In Johnson, we acknowledged that N.C. Gen. Stat. § 20–279.21(b)(4) clearly allows Nationwide to assert a claim against other parties when it appears in its own name. Id. at 190, 468 S.E.2d at 66. However, we also noted that our General Statutes provide that “[t]he right of contribution exists only in favor of a tort-feasor who has paid more than his pro rata share of the common liability[.]” N.C. Gen. Stat. § 1B–1(b) (2015) (emphasis added). In Johnson, our Court concluded that “[t]he specific language of N.C.G.S. § 1B–1(b) controls over the more general provision of N.C.G.S. § 20–279.21(b)(4)[,]” ultimately holding that the underinsured insurance carrier was not a tort-feasor. Therefore, N.C. Gen. Stat. § 1B–1(b) prohibited the carrier's claim of contribution, specifically. See Johnson, 122 N.C. App. at 190, 468 S.E.2d at 66 (“[N.C. Gen. Stat. § 20–279.21] allows the underinsured insurance carrier to assert all claims that could have been asserted by its insured, the [plaintiff].” (Emphasis added.)); see also McCrary v. Byrd, 148 N.C. App. 630, 638, 559 S.E.2d 821, 827 (2002) (“An underinsurance motorist carrier is not a tort-feasor and thus has no right of contribution.”).
Here, Nationwide, as the underinsured insurance carrier, has no right to assert a claim against the Smiths for contribution because its insured—the Plaintiffs—never had any right to assert such a claim. Even in Nationwide's brief to this Court, it acknowledges that “[t]he rights of contribution arise when a tortfeasor has paid damages which exceed his pro rata share.” (Emphasis added.) Therefore, as in Johnson, we hold that, as a matter of law, Nationwide has no right to seek contribution from the Smiths because neither Nationwide nor its insured is a tortfeasor. Accordingly, the trial court did not err in granting the Smiths' motion to dismiss Nationwide's third-party complaint seeking contribution. This holding should not be construed as a restriction on Nationwide's ability to assert any properly preserved direct claim which could have been asserted by its insured, the Plaintiffs. See Johnson, 122 N.C. App. at 190, 468 S.E.2d at 66 (“[W]hile N.C. [Gen. Stat.] § 1B–1(b) prohibits a claim of contribution by [the insurer], N.C. [Gen. Stat.] § 20–279.21(b)(4) allows [the insurer] to assert a direct claim that could have been asserted by its insured[.]”).

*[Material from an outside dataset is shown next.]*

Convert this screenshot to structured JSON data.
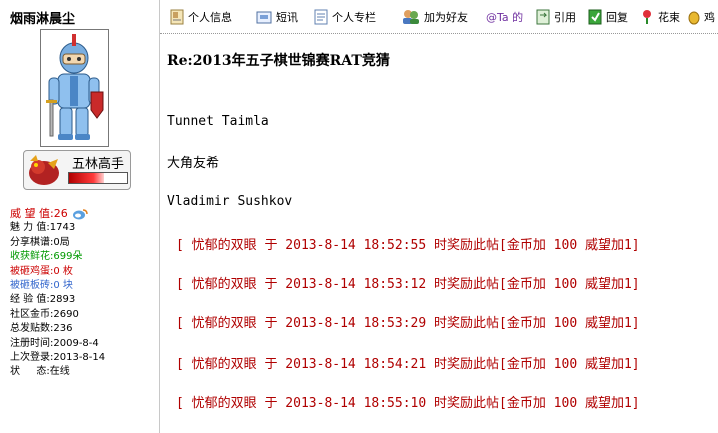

1. Nationwide's answer and third-party complaint referenced in this opinion is its second response to Plaintiffs' suit, filed in response to Plaintiffs' second amended complaint.
Judges HUNTER JR., and ARROWOOD concur.